It’s a cold, wet day in London. November temperatures have dipped lower than expected and one has had to fortify oneself with several layers against the strong winds. Inside the high vaulted halls of the National Gallery, however, there are images of naked bodies on display—and how can there not be? After all, the gallery is celebrating Lucian Freud’s birth centenary.

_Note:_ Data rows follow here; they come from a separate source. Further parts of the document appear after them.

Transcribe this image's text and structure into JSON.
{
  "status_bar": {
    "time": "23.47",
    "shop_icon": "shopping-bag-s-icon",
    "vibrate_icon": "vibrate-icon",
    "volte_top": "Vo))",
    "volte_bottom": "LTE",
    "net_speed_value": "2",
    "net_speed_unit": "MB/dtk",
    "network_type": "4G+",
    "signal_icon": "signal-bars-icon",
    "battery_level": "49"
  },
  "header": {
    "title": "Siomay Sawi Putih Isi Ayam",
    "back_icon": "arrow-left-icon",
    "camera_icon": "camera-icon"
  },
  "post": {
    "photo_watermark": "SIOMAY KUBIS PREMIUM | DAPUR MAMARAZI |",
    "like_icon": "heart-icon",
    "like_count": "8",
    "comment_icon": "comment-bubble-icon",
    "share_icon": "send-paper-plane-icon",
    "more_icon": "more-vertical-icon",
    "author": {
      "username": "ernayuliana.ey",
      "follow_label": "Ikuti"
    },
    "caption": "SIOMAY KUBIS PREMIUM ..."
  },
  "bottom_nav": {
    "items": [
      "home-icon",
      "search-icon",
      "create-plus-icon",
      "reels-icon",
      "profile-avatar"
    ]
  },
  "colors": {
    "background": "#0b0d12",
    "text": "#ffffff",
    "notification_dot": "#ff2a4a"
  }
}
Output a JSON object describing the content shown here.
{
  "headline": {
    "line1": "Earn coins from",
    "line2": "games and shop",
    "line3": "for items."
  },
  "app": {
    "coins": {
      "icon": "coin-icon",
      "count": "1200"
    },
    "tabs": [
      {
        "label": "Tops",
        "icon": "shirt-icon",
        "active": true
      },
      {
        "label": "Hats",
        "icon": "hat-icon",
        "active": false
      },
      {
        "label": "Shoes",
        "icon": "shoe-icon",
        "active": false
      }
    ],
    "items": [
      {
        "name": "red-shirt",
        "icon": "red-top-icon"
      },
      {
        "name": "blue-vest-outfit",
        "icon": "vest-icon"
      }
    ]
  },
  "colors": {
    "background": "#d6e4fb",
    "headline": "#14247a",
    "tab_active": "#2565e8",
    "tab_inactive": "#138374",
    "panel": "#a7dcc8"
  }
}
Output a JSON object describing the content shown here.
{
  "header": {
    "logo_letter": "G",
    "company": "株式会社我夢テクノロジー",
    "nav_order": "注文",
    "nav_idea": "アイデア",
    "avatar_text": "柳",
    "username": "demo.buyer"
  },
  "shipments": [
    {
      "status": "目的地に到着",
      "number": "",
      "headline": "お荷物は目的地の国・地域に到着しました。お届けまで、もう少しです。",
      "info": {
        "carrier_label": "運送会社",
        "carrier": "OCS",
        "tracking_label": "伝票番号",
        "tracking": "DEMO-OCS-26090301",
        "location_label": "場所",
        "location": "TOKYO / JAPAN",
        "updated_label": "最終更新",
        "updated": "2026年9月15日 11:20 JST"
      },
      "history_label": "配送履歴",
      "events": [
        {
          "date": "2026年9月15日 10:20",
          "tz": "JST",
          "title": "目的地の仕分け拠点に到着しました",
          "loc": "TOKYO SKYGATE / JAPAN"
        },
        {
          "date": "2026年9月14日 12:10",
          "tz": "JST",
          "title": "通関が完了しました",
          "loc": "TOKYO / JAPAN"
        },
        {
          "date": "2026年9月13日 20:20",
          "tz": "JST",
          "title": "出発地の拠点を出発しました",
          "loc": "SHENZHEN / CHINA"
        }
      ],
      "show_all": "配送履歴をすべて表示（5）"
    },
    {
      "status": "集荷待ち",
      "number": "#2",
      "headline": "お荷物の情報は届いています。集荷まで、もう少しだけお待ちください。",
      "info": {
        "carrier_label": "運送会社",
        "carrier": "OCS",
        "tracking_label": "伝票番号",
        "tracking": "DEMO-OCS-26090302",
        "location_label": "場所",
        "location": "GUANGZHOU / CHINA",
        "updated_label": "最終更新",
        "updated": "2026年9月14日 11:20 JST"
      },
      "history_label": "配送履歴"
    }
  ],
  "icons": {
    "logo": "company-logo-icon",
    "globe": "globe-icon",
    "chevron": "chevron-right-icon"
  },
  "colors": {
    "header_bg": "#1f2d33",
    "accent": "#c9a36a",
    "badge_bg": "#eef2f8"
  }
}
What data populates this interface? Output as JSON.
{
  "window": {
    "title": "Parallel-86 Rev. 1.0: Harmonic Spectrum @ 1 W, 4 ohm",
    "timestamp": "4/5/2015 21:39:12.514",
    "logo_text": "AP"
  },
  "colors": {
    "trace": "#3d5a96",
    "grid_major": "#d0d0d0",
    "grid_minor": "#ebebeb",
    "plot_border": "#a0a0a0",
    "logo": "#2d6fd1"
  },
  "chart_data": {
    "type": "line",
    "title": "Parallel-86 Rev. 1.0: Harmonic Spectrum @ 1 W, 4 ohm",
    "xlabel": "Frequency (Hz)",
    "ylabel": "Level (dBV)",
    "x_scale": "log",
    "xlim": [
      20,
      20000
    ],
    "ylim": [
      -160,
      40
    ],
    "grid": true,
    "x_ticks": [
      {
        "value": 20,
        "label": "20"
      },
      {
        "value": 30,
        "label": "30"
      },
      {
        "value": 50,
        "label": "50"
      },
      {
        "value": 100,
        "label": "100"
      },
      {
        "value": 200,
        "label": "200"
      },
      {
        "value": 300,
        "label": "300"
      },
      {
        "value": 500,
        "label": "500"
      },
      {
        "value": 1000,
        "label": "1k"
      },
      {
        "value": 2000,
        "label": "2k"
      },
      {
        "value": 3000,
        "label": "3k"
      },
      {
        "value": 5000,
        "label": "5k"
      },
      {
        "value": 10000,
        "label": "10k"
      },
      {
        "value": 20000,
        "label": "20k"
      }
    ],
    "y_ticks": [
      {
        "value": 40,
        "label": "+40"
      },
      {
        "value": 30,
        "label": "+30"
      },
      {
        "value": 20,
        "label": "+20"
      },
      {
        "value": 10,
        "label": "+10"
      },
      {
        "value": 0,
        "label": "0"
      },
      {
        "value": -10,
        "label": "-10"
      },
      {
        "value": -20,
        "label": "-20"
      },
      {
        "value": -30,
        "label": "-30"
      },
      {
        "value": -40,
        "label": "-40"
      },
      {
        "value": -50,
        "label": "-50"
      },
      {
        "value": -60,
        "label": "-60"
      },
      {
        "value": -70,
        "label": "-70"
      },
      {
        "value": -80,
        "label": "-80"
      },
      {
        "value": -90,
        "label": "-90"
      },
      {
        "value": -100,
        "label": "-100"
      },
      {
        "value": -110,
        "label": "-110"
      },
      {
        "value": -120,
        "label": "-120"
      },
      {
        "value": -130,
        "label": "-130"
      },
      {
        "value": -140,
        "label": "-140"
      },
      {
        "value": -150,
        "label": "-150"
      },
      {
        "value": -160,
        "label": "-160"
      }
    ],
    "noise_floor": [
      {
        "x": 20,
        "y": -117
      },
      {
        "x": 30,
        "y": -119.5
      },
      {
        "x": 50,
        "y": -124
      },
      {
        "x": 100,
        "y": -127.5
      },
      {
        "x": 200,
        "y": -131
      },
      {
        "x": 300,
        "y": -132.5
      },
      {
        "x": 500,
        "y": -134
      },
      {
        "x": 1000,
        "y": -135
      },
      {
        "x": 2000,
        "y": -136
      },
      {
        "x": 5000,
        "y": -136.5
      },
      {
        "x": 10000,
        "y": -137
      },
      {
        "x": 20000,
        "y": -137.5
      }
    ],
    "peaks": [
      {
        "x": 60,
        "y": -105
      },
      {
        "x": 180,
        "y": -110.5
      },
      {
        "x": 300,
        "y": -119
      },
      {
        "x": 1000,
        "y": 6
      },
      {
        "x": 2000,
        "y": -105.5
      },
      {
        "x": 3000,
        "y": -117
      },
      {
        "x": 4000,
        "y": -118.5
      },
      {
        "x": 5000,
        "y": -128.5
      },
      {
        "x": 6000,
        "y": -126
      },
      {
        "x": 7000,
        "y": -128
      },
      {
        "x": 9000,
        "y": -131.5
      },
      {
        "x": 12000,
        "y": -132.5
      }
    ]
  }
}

The exhibition New Perspectives brings together 63 paintings, created over seven decades, that include works such as the familiar portrait (2000-01) of the late Queen Elizabeth II. It’s surprisingly small, unflattering, with a slightly squinty eye and a 5 o’clock shadow on her chin and upper lip, yet it’s intense. He made someone sit in for the queen, borrowing her tiara so he could paint it, and he made it sparkle with the radiance of real diamonds. There’s also the eerie Girl With A Kitten (1947), featuring his first wife Kitty Garman, and Hotel Bedroom (1954)—a portrait of his marriage with Guinness heiress Caroline Blackwood, Reflection With Two Children (1965), a self-portrait, and Girl With Roses (1947-48), featuring Garman with enlarged eyes.